◆ **Exercise objective**: Your answer needs to include each line of the records in which the string "this" can be found.

◆ **Supplied information**:

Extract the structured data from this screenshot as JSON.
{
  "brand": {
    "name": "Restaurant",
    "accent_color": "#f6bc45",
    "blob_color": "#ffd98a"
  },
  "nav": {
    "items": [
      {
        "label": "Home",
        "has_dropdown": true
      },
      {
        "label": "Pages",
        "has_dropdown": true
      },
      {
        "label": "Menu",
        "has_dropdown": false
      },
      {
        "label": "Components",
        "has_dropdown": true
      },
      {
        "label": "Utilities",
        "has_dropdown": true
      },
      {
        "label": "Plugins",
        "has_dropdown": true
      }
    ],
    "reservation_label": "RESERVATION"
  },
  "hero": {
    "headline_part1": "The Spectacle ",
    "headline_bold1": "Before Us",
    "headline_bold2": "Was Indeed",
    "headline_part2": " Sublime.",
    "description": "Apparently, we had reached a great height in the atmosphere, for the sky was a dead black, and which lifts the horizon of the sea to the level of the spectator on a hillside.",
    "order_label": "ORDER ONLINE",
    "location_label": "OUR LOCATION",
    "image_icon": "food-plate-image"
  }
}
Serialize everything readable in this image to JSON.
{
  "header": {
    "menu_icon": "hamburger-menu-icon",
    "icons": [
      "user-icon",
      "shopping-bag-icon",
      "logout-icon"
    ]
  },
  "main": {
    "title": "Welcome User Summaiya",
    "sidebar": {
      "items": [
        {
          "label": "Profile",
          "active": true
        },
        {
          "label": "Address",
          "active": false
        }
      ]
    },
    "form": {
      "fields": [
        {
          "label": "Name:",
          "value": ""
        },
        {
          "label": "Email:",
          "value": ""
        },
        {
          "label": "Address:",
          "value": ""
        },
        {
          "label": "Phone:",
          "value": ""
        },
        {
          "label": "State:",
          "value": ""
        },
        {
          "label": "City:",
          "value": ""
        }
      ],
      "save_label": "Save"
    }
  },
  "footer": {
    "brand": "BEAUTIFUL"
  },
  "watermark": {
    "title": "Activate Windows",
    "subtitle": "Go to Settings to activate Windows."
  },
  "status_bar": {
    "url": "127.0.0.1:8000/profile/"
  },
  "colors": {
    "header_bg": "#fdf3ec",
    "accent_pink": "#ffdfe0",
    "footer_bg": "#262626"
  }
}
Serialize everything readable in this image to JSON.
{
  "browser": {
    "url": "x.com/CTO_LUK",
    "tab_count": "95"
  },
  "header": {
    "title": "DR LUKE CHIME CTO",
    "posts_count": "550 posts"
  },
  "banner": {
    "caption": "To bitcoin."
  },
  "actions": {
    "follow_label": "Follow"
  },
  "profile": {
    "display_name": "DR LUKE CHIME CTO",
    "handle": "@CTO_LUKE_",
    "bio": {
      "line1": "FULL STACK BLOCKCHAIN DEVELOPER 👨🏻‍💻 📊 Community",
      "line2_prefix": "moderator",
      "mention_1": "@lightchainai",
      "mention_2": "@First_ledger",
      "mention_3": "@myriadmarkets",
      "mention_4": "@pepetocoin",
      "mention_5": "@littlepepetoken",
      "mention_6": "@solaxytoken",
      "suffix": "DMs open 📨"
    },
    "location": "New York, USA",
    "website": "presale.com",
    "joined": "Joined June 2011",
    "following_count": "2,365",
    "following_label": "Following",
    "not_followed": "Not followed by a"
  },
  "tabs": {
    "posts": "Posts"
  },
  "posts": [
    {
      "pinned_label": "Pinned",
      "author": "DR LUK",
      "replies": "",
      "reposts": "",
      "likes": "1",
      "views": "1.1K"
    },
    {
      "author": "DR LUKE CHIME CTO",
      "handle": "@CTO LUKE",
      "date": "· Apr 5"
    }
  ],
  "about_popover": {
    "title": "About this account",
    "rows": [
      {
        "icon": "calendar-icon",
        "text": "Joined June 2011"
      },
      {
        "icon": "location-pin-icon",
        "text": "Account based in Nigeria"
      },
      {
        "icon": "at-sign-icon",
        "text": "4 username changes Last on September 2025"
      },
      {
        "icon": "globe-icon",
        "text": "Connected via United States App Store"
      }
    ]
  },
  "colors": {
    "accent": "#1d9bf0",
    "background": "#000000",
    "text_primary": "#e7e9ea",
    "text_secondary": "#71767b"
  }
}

◆ **Answer for the task**:
Extract the structured data from this screenshot as JSON.
Serialize everything readable in this image to JSON.
Serialize everything readable in this image to JSON.
    "title": "About this account",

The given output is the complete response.